PHOENIX - Arizona is renewing its bid to let election officials demand proof of citizenship from everyone registering to vote, paving the way for yet another lawsuit.
In a letter to Alice Miller, acting executive director of the Election Assistance Commission, state Attorney General Tom Horne demanded she allow Arizona to require proof of citizenship from those registering to vote using a commission-designed form by Aug. 19 or he will sue.
Nina Perales, an attorney with the Mexican American Legal Defense and Education Fund, said Horne should not expect approval.
She said the commission staff rejected an identical request in 2005, a decision left intact by a 2-2 vote of the panel itself. And Perales insisted nothing has changed since then.
If that happens, Horne said he will seek court review.
The fight concerns a 2004 voter-approved measure that requires both proof of citizenship to register and identification to cast a ballot at the polls. Foes challenged both.
A trial judge sided with the state on the ID at polling places requirement. Foes of the Arizona law never appealed that decision.
They also did not dispute Arizona can demand citizenship proof from those who register using a state-designed form, or while renewing a driver's license.
But they pointed out the National Voter Registration Act requires states to "accept and use" a federal form authorized by Congress and designed by the commission. That form requires only that applicants sign an affidavit swearing they are citizens and eligible to vote.
The Supreme Court, in a 7-2 ruling, sided with challengers. But the justices did say Arizona remains free to repeat its request to the commission to add the proof of citizenship requirement to the federal form it designed for Arizona.
Secretary of State Ken Bennett made such a request within days of the Supreme Court ruling. With no response yet, Horne demanded a response, and soon.
One problem Horne may have is the four-member panel has no members.

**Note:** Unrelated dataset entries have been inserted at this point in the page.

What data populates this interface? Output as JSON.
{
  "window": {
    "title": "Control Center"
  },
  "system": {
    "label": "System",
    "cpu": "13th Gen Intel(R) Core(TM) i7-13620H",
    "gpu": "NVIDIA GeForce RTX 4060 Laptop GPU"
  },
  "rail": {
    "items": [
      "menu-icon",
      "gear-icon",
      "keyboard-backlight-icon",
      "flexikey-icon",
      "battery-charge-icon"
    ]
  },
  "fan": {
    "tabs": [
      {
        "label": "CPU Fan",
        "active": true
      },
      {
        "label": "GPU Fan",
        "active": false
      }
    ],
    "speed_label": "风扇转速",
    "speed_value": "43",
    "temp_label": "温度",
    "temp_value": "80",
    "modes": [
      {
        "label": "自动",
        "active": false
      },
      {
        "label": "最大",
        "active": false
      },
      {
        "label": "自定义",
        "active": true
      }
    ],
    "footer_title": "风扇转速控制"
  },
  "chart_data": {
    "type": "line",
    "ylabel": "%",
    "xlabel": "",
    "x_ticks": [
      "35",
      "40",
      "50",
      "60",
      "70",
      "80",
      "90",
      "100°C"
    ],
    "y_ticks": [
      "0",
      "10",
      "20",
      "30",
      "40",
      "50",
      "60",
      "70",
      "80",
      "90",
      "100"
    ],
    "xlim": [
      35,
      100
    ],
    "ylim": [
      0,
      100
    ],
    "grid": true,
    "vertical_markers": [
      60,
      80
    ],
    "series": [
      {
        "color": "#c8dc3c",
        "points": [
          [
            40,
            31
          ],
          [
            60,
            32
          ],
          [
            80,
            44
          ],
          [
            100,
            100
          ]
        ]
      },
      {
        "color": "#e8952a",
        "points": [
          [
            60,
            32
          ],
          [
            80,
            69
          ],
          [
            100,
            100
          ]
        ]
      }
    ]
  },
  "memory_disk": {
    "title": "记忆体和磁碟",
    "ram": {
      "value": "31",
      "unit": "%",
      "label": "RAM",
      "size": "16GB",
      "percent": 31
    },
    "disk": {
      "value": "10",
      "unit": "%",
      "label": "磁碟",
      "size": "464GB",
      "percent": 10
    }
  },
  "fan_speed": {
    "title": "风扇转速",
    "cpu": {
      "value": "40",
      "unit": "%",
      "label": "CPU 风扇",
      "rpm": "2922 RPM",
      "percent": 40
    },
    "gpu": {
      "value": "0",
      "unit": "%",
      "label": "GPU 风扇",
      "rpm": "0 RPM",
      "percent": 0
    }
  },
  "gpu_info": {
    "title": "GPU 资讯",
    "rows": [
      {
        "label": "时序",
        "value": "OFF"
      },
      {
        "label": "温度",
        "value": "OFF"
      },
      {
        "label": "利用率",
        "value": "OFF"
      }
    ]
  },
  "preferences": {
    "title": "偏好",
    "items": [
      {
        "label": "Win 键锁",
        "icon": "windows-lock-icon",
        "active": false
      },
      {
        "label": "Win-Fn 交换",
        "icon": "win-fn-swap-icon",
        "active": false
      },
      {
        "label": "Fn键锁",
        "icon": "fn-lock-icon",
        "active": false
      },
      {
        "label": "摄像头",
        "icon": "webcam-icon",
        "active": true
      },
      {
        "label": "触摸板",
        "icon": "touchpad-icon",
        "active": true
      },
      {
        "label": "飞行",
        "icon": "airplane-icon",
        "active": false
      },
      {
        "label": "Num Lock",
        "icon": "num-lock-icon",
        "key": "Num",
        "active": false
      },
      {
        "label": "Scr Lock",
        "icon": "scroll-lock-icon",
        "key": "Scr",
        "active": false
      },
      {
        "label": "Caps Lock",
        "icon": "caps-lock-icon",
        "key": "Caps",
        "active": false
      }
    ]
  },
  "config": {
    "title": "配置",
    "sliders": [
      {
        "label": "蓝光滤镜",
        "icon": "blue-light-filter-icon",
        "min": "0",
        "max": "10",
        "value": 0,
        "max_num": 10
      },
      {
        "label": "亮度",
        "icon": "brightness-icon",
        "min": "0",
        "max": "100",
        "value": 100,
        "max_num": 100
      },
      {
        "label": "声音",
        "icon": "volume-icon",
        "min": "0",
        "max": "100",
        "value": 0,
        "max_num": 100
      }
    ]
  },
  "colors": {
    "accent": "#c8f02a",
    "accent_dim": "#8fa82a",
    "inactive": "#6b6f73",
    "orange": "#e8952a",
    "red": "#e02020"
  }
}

The president and Congress have not filled the vacancies.
Horne said he is unconcerned, saying that Miller is empowered to act.
Horne said he will go to court if the state is rebuffed again.